What you are asked to do — When a line below contains the string "Sérgio", show that line.

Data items

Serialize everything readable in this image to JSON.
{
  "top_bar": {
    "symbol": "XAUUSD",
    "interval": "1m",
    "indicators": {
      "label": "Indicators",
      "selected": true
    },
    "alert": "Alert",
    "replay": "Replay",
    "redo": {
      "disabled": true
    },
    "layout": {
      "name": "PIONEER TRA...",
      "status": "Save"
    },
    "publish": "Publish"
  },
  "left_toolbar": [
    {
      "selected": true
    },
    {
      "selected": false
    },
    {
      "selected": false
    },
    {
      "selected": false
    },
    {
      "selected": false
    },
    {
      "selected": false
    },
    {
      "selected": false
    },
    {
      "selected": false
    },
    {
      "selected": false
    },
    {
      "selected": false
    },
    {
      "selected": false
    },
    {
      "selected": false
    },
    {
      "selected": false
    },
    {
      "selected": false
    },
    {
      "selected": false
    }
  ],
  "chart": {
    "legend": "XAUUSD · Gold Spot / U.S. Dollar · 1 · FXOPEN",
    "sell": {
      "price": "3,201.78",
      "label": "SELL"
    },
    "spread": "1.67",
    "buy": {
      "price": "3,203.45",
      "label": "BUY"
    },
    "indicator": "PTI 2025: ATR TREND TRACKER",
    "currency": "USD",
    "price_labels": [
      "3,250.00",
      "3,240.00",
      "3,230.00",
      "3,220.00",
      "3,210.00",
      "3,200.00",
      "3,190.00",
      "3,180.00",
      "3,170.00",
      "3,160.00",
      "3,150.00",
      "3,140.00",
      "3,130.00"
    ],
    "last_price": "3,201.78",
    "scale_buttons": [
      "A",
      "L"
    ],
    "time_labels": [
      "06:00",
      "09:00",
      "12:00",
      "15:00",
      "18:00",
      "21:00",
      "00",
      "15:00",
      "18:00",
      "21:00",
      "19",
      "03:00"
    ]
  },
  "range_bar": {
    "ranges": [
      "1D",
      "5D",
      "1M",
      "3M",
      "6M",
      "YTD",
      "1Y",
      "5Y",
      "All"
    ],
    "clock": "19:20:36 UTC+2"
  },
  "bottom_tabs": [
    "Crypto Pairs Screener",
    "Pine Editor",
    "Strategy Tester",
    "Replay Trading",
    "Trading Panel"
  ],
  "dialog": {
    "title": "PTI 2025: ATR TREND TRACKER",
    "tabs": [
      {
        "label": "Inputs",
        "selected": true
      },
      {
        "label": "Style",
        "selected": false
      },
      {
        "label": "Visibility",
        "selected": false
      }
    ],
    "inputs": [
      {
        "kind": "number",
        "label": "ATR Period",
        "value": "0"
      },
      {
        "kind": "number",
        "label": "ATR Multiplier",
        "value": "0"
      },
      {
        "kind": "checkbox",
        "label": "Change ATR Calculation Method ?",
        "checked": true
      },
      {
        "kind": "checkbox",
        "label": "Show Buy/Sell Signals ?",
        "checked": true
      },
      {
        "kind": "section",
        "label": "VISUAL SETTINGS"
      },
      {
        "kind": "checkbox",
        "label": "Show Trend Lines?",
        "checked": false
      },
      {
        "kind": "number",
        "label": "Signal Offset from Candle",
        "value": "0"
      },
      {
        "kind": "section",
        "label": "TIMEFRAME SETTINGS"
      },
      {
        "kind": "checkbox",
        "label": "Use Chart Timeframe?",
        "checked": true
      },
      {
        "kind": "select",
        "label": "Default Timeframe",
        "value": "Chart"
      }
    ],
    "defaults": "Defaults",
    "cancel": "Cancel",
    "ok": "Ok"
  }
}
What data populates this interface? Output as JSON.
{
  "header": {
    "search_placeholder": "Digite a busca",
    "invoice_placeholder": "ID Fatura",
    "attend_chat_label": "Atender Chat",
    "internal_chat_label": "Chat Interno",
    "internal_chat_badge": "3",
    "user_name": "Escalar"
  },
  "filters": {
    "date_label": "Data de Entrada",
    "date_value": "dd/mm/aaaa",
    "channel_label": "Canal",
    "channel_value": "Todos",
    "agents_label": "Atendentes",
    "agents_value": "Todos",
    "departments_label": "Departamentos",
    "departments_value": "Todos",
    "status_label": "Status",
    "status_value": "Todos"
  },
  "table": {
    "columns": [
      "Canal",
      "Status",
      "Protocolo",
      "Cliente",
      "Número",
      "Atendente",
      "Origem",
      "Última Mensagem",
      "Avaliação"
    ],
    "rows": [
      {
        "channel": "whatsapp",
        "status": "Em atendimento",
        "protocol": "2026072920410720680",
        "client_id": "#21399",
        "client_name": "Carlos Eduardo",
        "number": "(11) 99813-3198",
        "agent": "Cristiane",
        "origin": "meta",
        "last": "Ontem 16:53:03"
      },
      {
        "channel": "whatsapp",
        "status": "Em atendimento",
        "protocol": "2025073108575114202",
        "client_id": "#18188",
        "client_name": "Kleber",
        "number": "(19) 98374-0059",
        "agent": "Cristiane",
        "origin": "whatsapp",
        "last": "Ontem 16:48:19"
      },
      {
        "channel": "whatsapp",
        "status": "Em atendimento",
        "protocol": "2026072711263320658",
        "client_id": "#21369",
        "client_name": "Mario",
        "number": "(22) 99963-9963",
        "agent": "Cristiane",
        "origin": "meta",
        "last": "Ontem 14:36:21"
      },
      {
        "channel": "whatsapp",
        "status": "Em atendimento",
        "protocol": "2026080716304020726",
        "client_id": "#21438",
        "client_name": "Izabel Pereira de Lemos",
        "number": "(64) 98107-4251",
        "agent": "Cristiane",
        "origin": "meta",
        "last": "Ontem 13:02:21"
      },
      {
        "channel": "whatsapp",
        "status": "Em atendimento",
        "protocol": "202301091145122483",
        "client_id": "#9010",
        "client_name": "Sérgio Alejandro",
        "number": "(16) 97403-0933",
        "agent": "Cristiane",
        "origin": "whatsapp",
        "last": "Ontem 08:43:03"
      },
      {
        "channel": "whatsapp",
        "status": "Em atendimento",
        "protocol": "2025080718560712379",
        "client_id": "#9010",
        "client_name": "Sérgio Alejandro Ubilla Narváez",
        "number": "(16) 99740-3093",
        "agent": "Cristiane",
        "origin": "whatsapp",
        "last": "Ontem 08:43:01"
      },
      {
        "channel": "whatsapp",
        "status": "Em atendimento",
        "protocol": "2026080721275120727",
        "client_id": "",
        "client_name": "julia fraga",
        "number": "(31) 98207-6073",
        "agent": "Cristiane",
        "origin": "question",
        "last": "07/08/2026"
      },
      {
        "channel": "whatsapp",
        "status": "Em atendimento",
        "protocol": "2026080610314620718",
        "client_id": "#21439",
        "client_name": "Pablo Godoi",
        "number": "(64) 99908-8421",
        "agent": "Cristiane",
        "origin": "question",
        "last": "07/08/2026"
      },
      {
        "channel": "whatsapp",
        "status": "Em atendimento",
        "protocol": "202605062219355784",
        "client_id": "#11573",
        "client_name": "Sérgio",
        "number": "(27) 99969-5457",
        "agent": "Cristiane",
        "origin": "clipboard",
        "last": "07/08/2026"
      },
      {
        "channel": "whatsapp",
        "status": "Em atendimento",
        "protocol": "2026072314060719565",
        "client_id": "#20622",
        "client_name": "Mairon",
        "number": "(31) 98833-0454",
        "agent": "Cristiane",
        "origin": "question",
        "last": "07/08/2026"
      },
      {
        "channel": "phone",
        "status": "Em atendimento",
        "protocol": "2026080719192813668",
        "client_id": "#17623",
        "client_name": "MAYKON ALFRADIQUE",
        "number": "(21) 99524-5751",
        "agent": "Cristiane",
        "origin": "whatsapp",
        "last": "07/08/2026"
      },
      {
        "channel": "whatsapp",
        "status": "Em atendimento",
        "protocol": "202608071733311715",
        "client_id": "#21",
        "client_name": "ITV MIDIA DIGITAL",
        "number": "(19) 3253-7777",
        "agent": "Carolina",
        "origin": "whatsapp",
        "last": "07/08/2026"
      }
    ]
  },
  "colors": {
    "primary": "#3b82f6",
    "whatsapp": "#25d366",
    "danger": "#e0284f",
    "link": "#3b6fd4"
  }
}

Exercise result —
        "client_name": "Sérgio Alejandro",
        "client_name": "Sérgio Alejandro Ubilla Narváez",
        "client_name": "Sérgio",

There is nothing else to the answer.